◆ **EXTRACTED MATERIAL**:
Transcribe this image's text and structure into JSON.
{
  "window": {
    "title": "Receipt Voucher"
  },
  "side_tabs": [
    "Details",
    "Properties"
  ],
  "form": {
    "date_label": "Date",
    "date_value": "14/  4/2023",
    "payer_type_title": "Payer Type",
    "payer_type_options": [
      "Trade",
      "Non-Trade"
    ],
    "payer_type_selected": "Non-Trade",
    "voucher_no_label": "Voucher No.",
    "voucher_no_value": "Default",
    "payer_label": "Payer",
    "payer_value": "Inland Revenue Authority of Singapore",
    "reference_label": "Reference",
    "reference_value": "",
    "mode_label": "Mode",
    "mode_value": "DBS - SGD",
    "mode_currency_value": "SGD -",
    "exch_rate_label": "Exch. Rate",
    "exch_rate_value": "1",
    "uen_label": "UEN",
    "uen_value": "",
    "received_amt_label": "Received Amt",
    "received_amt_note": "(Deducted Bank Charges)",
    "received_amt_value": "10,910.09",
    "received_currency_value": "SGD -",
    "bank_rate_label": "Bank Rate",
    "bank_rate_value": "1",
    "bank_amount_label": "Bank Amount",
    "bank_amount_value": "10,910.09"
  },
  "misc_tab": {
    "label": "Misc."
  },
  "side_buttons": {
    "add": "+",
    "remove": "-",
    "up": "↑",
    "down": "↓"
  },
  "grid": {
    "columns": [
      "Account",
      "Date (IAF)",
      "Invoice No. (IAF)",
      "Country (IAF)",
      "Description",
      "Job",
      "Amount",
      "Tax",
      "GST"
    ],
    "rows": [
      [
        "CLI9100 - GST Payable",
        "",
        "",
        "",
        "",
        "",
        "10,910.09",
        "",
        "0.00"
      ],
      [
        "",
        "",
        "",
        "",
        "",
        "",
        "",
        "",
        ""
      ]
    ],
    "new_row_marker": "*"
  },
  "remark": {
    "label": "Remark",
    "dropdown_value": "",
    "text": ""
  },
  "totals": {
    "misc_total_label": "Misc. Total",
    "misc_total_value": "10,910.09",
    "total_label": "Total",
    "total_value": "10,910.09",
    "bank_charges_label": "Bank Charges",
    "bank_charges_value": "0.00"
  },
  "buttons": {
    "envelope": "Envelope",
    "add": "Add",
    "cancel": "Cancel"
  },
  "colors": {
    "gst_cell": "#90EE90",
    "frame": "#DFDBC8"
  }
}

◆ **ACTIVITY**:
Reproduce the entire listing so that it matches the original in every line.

◆ **EXERCISE RESULT**:
Transcribe this image's text and structure into JSON.
{
  "window": {
    "title": "Receipt Voucher"
  },
  "side_tabs": [
    "Details",
    "Properties"
  ],
  "form": {
    "date_label": "Date",
    "date_value": "14/  4/2023",
    "payer_type_title": "Payer Type",
    "payer_type_options": [
      "Trade",
      "Non-Trade"
    ],
    "payer_type_selected": "Non-Trade",
    "voucher_no_label": "Voucher No.",
    "voucher_no_value": "Default",
    "payer_label": "Payer",
    "payer_value": "Inland Revenue Authority of Singapore",
    "reference_label": "Reference",
    "reference_value": "",
    "mode_label": "Mode",
    "mode_value": "DBS - SGD",
    "mode_currency_value": "SGD -",
    "exch_rate_label": "Exch. Rate",
    "exch_rate_value": "1",
    "uen_label": "UEN",
    "uen_value": "",
    "received_amt_label": "Received Amt",
    "received_amt_note": "(Deducted Bank Charges)",
    "received_amt_value": "10,910.09",
    "received_currency_value": "SGD -",
    "bank_rate_label": "Bank Rate",
    "bank_rate_value": "1",
    "bank_amount_label": "Bank Amount",
    "bank_amount_value": "10,910.09"
  },
  "misc_tab": {
    "label": "Misc."
  },
  "side_buttons": {
    "add": "+",
    "remove": "-",
    "up": "↑",
    "down": "↓"
  },
  "grid": {
    "columns": [
      "Account",
      "Date (IAF)",
      "Invoice No. (IAF)",
      "Country (IAF)",
      "Description",
      "Job",
      "Amount",
      "Tax",
      "GST"
    ],
    "rows": [
      [
        "CLI9100 - GST Payable",
        "",
        "",
        "",
        "",
        "",
        "10,910.09",
        "",
        "0.00"
      ],
      [
        "",
        "",
        "",
        "",
        "",
        "",
        "",
        "",
        ""
      ]
    ],
    "new_row_marker": "*"
  },
  "remark": {
    "label": "Remark",
    "dropdown_value": "",
    "text": ""
  },
  "totals": {
    "misc_total_label": "Misc. Total",
    "misc_total_value": "10,910.09",
    "total_label": "Total",
    "total_value": "10,910.09",
    "bank_charges_label": "Bank Charges",
    "bank_charges_value": "0.00"
  },
  "buttons": {
    "envelope": "Envelope",
    "add": "Add",
    "cancel": "Cancel"
  },
  "colors": {
    "gst_cell": "#90EE90",
    "frame": "#DFDBC8"
  }
}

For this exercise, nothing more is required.